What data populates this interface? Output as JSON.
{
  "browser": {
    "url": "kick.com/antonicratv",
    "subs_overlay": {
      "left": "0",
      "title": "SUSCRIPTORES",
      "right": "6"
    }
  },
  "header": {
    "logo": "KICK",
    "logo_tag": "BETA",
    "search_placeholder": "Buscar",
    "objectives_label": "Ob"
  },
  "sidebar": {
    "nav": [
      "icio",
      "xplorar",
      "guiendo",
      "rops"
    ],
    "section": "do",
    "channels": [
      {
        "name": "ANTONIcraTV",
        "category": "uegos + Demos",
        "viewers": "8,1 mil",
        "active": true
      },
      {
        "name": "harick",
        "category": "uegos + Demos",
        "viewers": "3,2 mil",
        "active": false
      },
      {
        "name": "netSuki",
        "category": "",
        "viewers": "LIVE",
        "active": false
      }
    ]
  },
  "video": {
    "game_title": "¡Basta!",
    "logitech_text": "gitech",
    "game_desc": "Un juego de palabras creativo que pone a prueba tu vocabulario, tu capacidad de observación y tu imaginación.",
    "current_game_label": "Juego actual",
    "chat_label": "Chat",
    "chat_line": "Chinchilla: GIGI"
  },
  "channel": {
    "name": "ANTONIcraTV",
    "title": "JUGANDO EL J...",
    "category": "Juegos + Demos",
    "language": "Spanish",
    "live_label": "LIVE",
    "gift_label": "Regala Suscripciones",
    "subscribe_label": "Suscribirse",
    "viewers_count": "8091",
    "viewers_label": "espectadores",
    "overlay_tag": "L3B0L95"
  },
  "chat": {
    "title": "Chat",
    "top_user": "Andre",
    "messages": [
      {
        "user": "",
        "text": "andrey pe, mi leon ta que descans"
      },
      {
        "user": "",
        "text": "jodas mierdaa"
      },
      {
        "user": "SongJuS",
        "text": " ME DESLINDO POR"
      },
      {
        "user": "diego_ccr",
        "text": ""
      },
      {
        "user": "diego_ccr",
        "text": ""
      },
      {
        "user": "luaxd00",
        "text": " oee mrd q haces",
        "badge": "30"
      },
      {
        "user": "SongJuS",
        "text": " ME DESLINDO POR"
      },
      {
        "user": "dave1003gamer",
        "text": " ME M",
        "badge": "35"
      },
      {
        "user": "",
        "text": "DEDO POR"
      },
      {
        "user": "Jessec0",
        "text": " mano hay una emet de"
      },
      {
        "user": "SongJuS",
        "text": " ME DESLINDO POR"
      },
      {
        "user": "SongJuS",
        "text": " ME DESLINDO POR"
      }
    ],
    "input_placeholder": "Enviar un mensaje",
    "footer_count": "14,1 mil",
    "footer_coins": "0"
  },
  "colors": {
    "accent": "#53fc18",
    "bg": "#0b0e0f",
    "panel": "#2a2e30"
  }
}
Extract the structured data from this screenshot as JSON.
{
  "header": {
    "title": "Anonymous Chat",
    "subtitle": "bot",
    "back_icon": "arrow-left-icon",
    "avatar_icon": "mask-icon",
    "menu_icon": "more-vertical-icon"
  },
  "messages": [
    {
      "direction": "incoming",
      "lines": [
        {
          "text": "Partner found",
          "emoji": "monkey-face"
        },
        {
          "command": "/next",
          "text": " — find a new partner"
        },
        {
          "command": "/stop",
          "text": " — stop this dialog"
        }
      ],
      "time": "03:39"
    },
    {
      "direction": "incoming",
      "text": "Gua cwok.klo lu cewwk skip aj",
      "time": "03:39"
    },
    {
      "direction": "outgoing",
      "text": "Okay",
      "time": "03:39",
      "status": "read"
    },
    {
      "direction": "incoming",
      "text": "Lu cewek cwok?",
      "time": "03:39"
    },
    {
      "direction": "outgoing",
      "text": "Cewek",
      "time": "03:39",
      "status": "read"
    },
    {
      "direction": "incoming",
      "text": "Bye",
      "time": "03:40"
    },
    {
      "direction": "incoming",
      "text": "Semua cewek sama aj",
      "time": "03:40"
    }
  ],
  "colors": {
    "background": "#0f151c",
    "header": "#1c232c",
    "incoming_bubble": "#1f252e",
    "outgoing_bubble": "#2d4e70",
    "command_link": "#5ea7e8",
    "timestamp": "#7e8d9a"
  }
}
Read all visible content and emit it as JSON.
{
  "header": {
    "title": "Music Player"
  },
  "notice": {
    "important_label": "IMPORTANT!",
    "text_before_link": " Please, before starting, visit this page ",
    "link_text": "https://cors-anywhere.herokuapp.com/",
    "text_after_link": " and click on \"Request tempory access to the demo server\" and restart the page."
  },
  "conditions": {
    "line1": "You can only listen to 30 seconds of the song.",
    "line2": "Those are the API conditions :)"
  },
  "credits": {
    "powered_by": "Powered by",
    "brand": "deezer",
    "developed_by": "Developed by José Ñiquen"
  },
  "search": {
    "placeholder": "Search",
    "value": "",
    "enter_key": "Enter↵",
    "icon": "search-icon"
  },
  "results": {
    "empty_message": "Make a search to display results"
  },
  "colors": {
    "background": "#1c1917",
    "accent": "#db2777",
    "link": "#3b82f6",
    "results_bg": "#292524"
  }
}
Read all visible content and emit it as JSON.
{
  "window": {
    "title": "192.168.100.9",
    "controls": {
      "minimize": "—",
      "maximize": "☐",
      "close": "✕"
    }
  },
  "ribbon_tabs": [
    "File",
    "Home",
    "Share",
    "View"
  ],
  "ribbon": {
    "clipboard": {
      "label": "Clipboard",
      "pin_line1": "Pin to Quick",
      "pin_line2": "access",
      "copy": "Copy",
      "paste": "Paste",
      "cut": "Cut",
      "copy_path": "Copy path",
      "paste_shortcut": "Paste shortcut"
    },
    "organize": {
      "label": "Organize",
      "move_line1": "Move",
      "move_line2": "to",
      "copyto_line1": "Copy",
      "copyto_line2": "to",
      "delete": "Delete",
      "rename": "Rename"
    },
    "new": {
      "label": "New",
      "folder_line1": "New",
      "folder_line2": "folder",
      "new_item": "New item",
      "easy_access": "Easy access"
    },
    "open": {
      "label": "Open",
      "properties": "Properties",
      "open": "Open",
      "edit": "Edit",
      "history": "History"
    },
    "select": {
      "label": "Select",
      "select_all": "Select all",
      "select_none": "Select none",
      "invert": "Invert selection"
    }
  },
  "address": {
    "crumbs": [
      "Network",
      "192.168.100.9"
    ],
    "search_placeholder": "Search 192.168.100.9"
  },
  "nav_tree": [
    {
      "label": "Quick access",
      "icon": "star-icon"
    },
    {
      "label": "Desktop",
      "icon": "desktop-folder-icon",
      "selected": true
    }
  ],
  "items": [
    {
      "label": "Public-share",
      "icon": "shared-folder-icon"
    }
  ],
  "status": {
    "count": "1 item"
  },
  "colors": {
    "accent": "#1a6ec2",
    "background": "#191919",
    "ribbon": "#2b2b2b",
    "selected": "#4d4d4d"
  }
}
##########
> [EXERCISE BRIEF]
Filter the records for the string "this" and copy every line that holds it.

> [TASK RESPONSE]
What data populates this interface? Output as JSON.
Extract the structured data from this screenshot as JSON.
          "text": " — stop this dialog"
    "text_before_link": " Please, before starting, visit this page ",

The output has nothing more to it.